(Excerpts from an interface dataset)
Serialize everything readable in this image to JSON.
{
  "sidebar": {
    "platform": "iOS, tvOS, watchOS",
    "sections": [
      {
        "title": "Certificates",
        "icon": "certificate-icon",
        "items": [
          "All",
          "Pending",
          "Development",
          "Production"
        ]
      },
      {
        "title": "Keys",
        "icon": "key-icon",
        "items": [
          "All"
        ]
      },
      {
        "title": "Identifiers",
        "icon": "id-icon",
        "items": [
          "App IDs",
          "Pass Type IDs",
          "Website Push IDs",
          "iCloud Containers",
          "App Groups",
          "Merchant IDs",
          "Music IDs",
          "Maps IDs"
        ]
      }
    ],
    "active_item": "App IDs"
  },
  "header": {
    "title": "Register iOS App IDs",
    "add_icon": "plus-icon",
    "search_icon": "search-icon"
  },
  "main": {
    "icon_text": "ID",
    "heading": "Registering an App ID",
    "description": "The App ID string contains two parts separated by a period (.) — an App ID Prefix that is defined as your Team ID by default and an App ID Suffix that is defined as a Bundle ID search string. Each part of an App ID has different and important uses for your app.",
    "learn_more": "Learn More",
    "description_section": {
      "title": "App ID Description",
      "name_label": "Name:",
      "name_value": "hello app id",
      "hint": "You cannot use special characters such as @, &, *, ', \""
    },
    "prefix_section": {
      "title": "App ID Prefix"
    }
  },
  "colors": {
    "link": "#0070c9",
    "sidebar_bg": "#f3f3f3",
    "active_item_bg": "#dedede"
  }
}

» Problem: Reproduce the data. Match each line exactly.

» Answer section:
Serialize everything readable in this image to JSON.
{
  "sidebar": {
    "platform": "iOS, tvOS, watchOS",
    "sections": [
      {
        "title": "Certificates",
        "icon": "certificate-icon",
        "items": [
          "All",
          "Pending",
          "Development",
          "Production"
        ]
      },
      {
        "title": "Keys",
        "icon": "key-icon",
        "items": [
          "All"
        ]
      },
      {
        "title": "Identifiers",
        "icon": "id-icon",
        "items": [
          "App IDs",
          "Pass Type IDs",
          "Website Push IDs",
          "iCloud Containers",
          "App Groups",
          "Merchant IDs",
          "Music IDs",
          "Maps IDs"
        ]
      }
    ],
    "active_item": "App IDs"
  },
  "header": {
    "title": "Register iOS App IDs",
    "add_icon": "plus-icon",
    "search_icon": "search-icon"
  },
  "main": {
    "icon_text": "ID",
    "heading": "Registering an App ID",
    "description": "The App ID string contains two parts separated by a period (.) — an App ID Prefix that is defined as your Team ID by default and an App ID Suffix that is defined as a Bundle ID search string. Each part of an App ID has different and important uses for your app.",
    "learn_more": "Learn More",
    "description_section": {
      "title": "App ID Description",
      "name_label": "Name:",
      "name_value": "hello app id",
      "hint": "You cannot use special characters such as @, &, *, ', \""
    },
    "prefix_section": {
      "title": "App ID Prefix"
    }
  },
  "colors": {
    "link": "#0070c9",
    "sidebar_bg": "#f3f3f3",
    "active_item_bg": "#dedede"
  }
}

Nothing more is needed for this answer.